What is expected: Print the entries exactly as they appear, and omit any images.

Start of Supplied material

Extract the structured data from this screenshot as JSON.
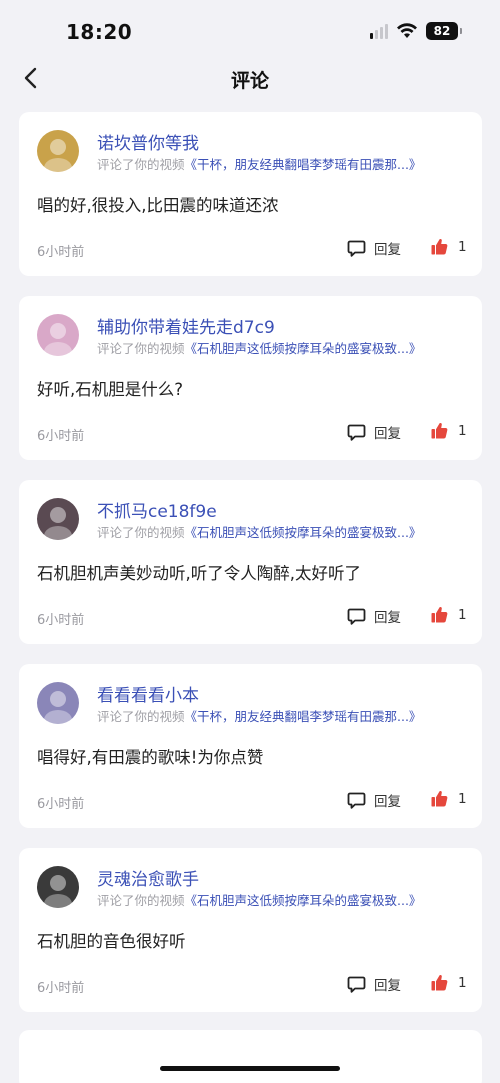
{
  "status_bar": {
    "time": "18:20",
    "battery": "82",
    "icons": [
      "signal-icon",
      "wifi-icon",
      "battery-icon"
    ]
  },
  "nav": {
    "title": "评论",
    "back_icon": "chevron-left-icon"
  },
  "comments": [
    {
      "username": "诺坎普你等我",
      "action": "评论了你的视频",
      "video": "《干杯，朋友经典翻唱李梦瑶有田震那...》",
      "content": "唱的好,很投入,比田震的味道还浓",
      "time": "6小时前",
      "reply_label": "回复",
      "likes": "1",
      "avatar_color": "#c9a24a"
    },
    {
      "username": "辅助你带着娃先走d7c9",
      "action": "评论了你的视频",
      "video": "《石机胆声这低频按摩耳朵的盛宴极致...》",
      "content": "好听,石机胆是什么?",
      "time": "6小时前",
      "reply_label": "回复",
      "likes": "1",
      "avatar_color": "#d9a8c8"
    },
    {
      "username": "不抓马ce18f9e",
      "action": "评论了你的视频",
      "video": "《石机胆声这低频按摩耳朵的盛宴极致...》",
      "content": "石机胆机声美妙动听,听了令人陶醉,太好听了",
      "time": "6小时前",
      "reply_label": "回复",
      "likes": "1",
      "avatar_color": "#5a4a52"
    },
    {
      "username": "看看看看小本",
      "action": "评论了你的视频",
      "video": "《干杯，朋友经典翻唱李梦瑶有田震那...》",
      "content": "唱得好,有田震的歌味!为你点赞",
      "time": "6小时前",
      "reply_label": "回复",
      "likes": "1",
      "avatar_color": "#8a86b8"
    },
    {
      "username": "灵魂治愈歌手",
      "action": "评论了你的视频",
      "video": "《石机胆声这低频按摩耳朵的盛宴极致...》",
      "content": "石机胆的音色很好听",
      "time": "6小时前",
      "reply_label": "回复",
      "likes": "1",
      "avatar_color": "#3a3a3a"
    }
  ],
  "colors": {
    "accent": "#3b50b6",
    "like": "#e5473c",
    "background": "#f2f2f6"
  }
}
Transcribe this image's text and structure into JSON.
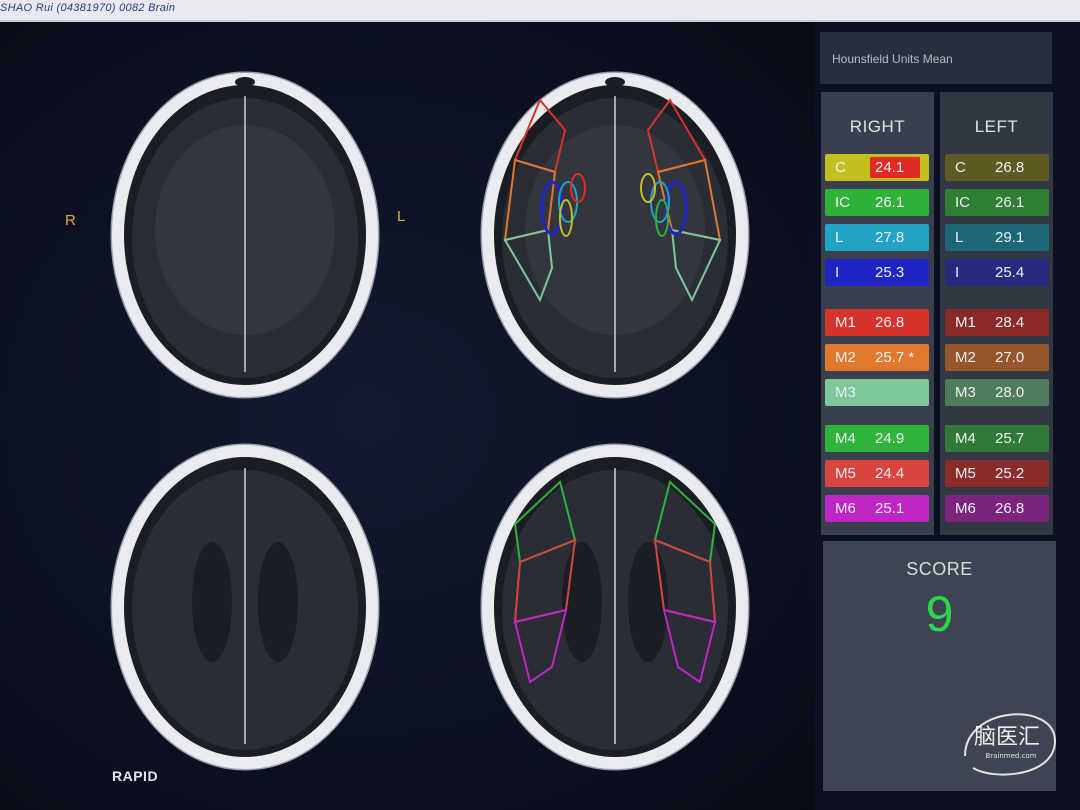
{
  "window": {
    "title": "SHAO Rui (04381970) 0082 Brain"
  },
  "viewer": {
    "orient_right": "R",
    "orient_left": "L",
    "footer": "RAPID"
  },
  "hu_panel": {
    "title": "Hounsfield Units Mean"
  },
  "right_panel": {
    "header": "RIGHT",
    "regions": [
      {
        "label": "C",
        "value": "24.1",
        "color": "#c3bf1e",
        "flagged": true
      },
      {
        "label": "IC",
        "value": "26.1",
        "color": "#2fb13a",
        "flagged": false
      },
      {
        "label": "L",
        "value": "27.8",
        "color": "#20a4c6",
        "flagged": false
      },
      {
        "label": "I",
        "value": "25.3",
        "color": "#1f25c2",
        "flagged": false
      },
      {
        "label": "M1",
        "value": "26.8",
        "color": "#d8332b",
        "flagged": false
      },
      {
        "label": "M2",
        "value": "25.7 *",
        "color": "#e0782e",
        "flagged": false
      },
      {
        "label": "M3",
        "value": "",
        "color": "#7ec79a",
        "flagged": false
      },
      {
        "label": "M4",
        "value": "24.9",
        "color": "#2eb43a",
        "flagged": false
      },
      {
        "label": "M5",
        "value": "24.4",
        "color": "#d9443f",
        "flagged": false
      },
      {
        "label": "M6",
        "value": "25.1",
        "color": "#c025c6",
        "flagged": false
      }
    ]
  },
  "left_panel": {
    "header": "LEFT",
    "regions": [
      {
        "label": "C",
        "value": "26.8",
        "color": "#5f5a22"
      },
      {
        "label": "IC",
        "value": "26.1",
        "color": "#2f7f33"
      },
      {
        "label": "L",
        "value": "29.1",
        "color": "#1c6777"
      },
      {
        "label": "I",
        "value": "25.4",
        "color": "#262a7e"
      },
      {
        "label": "M1",
        "value": "28.4",
        "color": "#8a2a28"
      },
      {
        "label": "M2",
        "value": "27.0",
        "color": "#94562a"
      },
      {
        "label": "M3",
        "value": "28.0",
        "color": "#4f7d5c"
      },
      {
        "label": "M4",
        "value": "25.7",
        "color": "#2f7a36"
      },
      {
        "label": "M5",
        "value": "25.2",
        "color": "#8a2c2a"
      },
      {
        "label": "M6",
        "value": "26.8",
        "color": "#7c237e"
      }
    ]
  },
  "score": {
    "label": "SCORE",
    "value": "9"
  },
  "watermark": {
    "text": "脑医汇",
    "subtext": "Brainmed.com"
  },
  "colors": {
    "score": "#2cd64f",
    "flag": "#e12a24",
    "orientation": "#e0a84a"
  }
}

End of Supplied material

Result:
Extract the structured data from this screenshot as JSON.
{
  "status_bar": {
    "time": "18:20",
    "battery": "82",
    "icons": [
      "signal-icon",
      "wifi-icon",
      "battery-icon"
    ]
  },
  "nav": {
    "title": "评论",
    "back_icon": "chevron-left-icon"
  },
  "comments": [
    {
      "username": "诺坎普你等我",
      "action": "评论了你的视频",
      "video": "《干杯，朋友经典翻唱李梦瑶有田震那...》",
      "content": "唱的好,很投入,比田震的味道还浓",
      "time": "6小时前",
      "reply_label": "回复",
      "likes": "1",
      "avatar_color": "#c9a24a"
    },
    {
      "username": "辅助你带着娃先走d7c9",
      "action": "评论了你的视频",
      "video": "《石机胆声这低频按摩耳朵的盛宴极致...》",
      "content": "好听,石机胆是什么?",
      "time": "6小时前",
      "reply_label": "回复",
      "likes": "1",
      "avatar_color": "#d9a8c8"
    },
    {
      "username": "不抓马ce18f9e",
      "action": "评论了你的视频",
      "video": "《石机胆声这低频按摩耳朵的盛宴极致...》",
      "content": "石机胆机声美妙动听,听了令人陶醉,太好听了",
      "time": "6小时前",
      "reply_label": "回复",
      "likes": "1",
      "avatar_color": "#5a4a52"
    },
    {
      "username": "看看看看小本",
      "action": "评论了你的视频",
      "video": "《干杯，朋友经典翻唱李梦瑶有田震那...》",
      "content": "唱得好,有田震的歌味!为你点赞",
      "time": "6小时前",
      "reply_label": "回复",
      "likes": "1",
      "avatar_color": "#8a86b8"
    },
    {
      "username": "灵魂治愈歌手",
      "action": "评论了你的视频",
      "video": "《石机胆声这低频按摩耳朵的盛宴极致...》",
      "content": "石机胆的音色很好听",
      "time": "6小时前",
      "reply_label": "回复",
      "likes": "1",
      "avatar_color": "#3a3a3a"
    }
  ],
  "colors": {
    "accent": "#3b50b6",
    "like": "#e5473c",
    "background": "#f2f2f6"
  }
}
Transcribe this image's text and structure into JSON.
{
  "window": {
    "title": "SHAO Rui (04381970) 0082 Brain"
  },
  "viewer": {
    "orient_right": "R",
    "orient_left": "L",
    "footer": "RAPID"
  },
  "hu_panel": {
    "title": "Hounsfield Units Mean"
  },
  "right_panel": {
    "header": "RIGHT",
    "regions": [
      {
        "label": "C",
        "value": "24.1",
        "color": "#c3bf1e",
        "flagged": true
      },
      {
        "label": "IC",
        "value": "26.1",
        "color": "#2fb13a",
        "flagged": false
      },
      {
        "label": "L",
        "value": "27.8",
        "color": "#20a4c6",
        "flagged": false
      },
      {
        "label": "I",
        "value": "25.3",
        "color": "#1f25c2",
        "flagged": false
      },
      {
        "label": "M1",
        "value": "26.8",
        "color": "#d8332b",
        "flagged": false
      },
      {
        "label": "M2",
        "value": "25.7 *",
        "color": "#e0782e",
        "flagged": false
      },
      {
        "label": "M3",
        "value": "",
        "color": "#7ec79a",
        "flagged": false
      },
      {
        "label": "M4",
        "value": "24.9",
        "color": "#2eb43a",
        "flagged": false
      },
      {
        "label": "M5",
        "value": "24.4",
        "color": "#d9443f",
        "flagged": false
      },
      {
        "label": "M6",
        "value": "25.1",
        "color": "#c025c6",
        "flagged": false
      }
    ]
  },
  "left_panel": {
    "header": "LEFT",
    "regions": [
      {
        "label": "C",
        "value": "26.8",
        "color": "#5f5a22"
      },
      {
        "label": "IC",
        "value": "26.1",
        "color": "#2f7f33"
      },
      {
        "label": "L",
        "value": "29.1",
        "color": "#1c6777"
      },
      {
        "label": "I",
        "value": "25.4",
        "color": "#262a7e"
      },
      {
        "label": "M1",
        "value": "28.4",
        "color": "#8a2a28"
      },
      {
        "label": "M2",
        "value": "27.0",
        "color": "#94562a"
      },
      {
        "label": "M3",
        "value": "28.0",
        "color": "#4f7d5c"
      },
      {
        "label": "M4",
        "value": "25.7",
        "color": "#2f7a36"
      },
      {
        "label": "M5",
        "value": "25.2",
        "color": "#8a2c2a"
      },
      {
        "label": "M6",
        "value": "26.8",
        "color": "#7c237e"
      }
    ]
  },
  "score": {
    "label": "SCORE",
    "value": "9"
  },
  "watermark": {
    "text": "脑医汇",
    "subtext": "Brainmed.com"
  },
  "colors": {
    "score": "#2cd64f",
    "flag": "#e12a24",
    "orientation": "#e0a84a"
  }
}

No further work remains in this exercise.